Brief
Your reply should be made up of every line in the records below that holds the string "down".

*** Data to process Section Begins ***

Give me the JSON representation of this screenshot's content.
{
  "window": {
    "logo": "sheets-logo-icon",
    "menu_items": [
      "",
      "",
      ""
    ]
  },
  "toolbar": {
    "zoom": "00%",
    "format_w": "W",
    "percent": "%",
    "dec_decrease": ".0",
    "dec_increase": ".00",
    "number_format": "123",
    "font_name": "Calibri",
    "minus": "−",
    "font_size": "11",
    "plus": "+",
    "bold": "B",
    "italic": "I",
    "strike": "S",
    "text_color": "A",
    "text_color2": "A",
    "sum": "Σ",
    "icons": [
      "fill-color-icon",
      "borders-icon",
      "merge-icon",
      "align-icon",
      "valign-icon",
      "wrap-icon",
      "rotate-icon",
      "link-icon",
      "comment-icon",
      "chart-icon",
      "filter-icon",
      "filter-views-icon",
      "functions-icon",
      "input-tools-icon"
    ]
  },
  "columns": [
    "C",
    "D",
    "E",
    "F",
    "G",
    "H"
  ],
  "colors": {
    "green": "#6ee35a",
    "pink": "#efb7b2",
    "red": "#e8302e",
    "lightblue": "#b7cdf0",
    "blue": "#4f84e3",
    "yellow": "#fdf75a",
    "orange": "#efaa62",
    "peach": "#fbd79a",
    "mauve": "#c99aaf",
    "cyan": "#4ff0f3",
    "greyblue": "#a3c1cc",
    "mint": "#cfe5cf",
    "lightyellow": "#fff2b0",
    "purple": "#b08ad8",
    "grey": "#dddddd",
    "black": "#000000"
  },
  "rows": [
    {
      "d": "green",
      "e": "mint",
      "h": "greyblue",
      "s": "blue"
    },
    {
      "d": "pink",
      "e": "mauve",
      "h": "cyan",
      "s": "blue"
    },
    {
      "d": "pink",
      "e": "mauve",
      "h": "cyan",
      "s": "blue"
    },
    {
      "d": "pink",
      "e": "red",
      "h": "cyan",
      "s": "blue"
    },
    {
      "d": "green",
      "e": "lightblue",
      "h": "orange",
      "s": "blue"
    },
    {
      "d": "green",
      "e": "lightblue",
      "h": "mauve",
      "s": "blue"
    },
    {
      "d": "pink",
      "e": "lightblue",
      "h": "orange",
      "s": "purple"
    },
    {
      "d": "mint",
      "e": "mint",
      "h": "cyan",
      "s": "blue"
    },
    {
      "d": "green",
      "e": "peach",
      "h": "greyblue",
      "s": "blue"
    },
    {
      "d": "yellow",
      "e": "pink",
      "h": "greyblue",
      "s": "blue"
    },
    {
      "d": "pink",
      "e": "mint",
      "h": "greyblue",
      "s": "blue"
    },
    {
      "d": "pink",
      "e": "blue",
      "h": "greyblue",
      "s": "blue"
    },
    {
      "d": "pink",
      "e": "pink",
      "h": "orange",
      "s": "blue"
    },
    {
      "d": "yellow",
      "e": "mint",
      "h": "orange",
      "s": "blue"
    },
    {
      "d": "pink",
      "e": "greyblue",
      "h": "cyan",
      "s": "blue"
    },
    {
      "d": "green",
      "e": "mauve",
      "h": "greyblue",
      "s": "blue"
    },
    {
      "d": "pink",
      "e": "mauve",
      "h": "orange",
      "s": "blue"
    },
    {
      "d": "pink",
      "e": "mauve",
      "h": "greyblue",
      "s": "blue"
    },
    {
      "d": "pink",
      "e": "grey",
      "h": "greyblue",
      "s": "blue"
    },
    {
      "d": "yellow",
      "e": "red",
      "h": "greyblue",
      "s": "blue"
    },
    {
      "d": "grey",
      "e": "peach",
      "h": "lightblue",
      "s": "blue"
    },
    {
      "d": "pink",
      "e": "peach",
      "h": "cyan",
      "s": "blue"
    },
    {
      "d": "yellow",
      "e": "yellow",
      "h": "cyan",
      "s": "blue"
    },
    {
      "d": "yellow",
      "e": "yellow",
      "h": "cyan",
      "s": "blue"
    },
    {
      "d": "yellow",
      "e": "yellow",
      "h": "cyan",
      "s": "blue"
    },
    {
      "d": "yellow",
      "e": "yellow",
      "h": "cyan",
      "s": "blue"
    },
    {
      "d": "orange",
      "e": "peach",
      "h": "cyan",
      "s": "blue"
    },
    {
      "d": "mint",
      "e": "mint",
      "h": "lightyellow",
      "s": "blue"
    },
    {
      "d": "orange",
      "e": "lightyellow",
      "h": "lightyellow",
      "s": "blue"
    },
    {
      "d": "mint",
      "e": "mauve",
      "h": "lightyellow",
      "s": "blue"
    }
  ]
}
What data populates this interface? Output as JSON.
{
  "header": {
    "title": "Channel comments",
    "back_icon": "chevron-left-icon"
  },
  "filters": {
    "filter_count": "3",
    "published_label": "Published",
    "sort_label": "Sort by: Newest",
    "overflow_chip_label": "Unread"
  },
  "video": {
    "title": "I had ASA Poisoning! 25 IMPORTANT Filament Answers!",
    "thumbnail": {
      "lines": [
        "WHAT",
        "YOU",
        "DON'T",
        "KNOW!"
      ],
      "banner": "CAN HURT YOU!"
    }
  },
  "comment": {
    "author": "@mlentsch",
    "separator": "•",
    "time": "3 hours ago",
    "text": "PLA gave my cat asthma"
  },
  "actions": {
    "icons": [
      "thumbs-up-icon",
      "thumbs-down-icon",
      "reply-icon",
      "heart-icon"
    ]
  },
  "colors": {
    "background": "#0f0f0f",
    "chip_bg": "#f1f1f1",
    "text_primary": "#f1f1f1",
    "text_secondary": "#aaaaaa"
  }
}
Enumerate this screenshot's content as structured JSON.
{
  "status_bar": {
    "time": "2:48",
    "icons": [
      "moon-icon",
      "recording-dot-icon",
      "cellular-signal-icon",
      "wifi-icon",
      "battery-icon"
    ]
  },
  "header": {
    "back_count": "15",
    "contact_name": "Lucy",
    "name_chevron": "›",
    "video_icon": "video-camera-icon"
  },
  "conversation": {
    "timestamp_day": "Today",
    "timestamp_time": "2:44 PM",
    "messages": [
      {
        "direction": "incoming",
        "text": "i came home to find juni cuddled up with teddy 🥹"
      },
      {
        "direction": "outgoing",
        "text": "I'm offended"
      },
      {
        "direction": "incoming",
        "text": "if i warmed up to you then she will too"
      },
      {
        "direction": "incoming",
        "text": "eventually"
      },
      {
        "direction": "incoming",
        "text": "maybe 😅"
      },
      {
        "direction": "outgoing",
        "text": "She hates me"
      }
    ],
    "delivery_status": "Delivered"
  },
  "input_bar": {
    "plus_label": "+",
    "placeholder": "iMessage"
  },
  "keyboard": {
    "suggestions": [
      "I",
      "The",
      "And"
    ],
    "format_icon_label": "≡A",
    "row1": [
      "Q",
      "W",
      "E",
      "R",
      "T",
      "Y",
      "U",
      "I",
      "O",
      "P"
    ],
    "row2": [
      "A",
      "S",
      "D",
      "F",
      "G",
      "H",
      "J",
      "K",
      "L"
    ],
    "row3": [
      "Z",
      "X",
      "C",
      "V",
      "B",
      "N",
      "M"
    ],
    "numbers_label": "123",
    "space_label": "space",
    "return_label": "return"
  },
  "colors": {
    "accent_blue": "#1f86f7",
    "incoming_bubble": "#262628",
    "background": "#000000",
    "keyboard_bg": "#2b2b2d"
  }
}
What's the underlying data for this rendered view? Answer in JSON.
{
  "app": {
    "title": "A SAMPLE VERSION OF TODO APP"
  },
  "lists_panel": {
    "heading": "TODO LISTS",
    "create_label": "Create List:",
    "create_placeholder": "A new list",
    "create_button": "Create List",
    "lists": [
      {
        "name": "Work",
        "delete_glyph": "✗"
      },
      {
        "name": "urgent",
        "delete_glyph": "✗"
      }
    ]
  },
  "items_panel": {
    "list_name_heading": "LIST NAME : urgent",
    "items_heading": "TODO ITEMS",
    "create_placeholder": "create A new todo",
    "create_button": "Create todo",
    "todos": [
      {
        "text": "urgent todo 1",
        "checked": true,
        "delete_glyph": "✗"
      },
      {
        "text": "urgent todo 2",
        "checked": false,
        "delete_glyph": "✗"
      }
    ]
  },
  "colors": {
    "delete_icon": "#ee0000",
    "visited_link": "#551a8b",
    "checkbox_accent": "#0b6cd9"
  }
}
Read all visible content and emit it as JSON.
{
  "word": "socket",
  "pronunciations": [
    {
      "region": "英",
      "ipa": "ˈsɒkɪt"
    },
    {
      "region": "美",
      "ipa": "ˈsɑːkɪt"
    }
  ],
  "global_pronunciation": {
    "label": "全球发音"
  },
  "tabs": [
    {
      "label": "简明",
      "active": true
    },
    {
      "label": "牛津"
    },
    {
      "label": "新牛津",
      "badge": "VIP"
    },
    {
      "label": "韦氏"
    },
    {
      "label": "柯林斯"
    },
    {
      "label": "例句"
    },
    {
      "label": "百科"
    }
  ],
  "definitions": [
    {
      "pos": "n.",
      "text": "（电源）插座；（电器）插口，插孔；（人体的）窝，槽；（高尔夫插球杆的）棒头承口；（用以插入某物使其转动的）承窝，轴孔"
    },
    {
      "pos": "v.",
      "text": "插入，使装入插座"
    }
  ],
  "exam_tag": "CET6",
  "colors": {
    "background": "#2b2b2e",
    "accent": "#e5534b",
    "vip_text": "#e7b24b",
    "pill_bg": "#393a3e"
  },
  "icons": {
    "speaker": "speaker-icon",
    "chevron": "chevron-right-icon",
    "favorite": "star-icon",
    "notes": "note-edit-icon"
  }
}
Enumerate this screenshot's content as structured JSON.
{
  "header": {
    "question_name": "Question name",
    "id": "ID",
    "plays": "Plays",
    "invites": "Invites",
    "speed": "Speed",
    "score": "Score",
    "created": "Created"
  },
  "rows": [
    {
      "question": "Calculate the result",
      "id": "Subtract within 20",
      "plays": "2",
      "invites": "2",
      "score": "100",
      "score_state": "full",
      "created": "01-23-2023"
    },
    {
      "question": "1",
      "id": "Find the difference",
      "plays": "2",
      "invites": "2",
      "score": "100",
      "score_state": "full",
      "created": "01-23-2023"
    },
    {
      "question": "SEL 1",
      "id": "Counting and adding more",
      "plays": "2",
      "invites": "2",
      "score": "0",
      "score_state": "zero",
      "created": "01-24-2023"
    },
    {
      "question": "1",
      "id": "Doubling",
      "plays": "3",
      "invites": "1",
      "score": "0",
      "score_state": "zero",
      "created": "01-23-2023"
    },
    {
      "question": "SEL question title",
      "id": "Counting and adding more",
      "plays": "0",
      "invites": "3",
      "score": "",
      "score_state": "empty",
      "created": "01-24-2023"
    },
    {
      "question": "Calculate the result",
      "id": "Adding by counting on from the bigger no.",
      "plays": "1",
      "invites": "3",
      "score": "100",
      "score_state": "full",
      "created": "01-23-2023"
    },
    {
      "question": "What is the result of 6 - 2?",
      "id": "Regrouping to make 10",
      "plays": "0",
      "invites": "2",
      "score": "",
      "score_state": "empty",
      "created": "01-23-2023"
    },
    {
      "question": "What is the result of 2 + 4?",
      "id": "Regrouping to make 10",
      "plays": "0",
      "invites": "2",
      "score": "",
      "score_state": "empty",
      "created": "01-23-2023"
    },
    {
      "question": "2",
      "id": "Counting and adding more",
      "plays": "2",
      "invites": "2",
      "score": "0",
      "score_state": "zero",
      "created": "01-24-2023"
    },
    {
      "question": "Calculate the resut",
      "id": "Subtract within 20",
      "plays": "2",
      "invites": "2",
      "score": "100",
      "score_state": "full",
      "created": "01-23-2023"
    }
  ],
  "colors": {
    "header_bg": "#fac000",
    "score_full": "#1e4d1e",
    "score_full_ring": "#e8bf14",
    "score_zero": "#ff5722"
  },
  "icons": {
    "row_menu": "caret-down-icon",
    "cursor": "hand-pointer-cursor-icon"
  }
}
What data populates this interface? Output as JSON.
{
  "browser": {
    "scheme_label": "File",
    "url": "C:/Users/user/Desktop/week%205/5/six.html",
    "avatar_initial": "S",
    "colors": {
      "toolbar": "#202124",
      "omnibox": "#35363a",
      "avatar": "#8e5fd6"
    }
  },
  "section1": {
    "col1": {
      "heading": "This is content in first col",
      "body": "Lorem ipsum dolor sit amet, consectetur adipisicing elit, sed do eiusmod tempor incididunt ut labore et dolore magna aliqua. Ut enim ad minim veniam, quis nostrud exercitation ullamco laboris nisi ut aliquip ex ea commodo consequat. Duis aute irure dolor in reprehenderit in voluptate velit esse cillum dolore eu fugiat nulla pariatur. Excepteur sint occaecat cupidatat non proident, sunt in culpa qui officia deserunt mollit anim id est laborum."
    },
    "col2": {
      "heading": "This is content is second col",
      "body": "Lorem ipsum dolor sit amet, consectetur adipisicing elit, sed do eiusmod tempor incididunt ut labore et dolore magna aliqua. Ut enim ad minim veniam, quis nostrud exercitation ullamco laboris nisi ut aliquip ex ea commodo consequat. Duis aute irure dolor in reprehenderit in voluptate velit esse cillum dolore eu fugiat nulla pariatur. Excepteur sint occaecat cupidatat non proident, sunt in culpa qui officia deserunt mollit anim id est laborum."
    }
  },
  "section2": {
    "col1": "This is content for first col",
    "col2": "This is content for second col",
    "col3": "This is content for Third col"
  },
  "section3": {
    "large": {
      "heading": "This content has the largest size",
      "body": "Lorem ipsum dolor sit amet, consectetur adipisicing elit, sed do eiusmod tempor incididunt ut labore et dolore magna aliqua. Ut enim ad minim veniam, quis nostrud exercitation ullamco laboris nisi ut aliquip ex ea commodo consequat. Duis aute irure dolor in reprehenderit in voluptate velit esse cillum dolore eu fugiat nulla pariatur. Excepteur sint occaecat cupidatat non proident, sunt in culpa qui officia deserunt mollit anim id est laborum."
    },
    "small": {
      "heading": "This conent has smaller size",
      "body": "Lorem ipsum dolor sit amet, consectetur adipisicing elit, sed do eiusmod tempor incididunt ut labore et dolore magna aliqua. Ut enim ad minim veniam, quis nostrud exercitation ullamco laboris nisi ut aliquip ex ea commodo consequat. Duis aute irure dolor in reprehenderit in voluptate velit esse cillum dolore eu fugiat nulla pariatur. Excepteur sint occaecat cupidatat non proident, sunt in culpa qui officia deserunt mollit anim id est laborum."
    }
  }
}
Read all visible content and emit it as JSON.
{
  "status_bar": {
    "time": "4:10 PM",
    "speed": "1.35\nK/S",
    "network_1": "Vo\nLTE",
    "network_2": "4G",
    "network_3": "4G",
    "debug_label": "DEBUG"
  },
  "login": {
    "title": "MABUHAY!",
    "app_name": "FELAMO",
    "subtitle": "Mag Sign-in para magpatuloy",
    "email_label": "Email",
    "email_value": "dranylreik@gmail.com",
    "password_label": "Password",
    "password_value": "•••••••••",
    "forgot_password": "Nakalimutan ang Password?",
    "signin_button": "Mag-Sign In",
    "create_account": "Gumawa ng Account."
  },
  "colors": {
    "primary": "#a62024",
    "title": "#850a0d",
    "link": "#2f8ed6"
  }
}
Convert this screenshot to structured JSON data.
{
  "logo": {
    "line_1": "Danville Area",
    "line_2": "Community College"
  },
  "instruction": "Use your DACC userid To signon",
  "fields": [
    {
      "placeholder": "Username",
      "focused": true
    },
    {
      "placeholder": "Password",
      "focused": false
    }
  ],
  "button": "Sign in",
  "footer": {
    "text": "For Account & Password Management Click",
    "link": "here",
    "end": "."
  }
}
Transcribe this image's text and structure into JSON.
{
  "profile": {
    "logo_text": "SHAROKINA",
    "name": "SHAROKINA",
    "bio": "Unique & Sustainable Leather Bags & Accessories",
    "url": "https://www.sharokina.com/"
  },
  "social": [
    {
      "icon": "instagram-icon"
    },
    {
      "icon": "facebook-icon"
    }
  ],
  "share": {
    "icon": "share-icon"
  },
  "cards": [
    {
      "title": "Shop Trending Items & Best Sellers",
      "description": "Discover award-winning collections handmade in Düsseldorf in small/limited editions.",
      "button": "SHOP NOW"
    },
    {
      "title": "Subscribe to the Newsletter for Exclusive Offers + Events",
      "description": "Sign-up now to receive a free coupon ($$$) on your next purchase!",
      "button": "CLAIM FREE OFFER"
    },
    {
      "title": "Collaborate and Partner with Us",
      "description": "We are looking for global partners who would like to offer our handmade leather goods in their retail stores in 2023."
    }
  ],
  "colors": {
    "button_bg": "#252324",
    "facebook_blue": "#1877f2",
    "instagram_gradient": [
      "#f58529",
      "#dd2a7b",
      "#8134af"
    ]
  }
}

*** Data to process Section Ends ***

Finished exercise
      "thumbs-down-icon",
    "row_menu": "caret-down-icon",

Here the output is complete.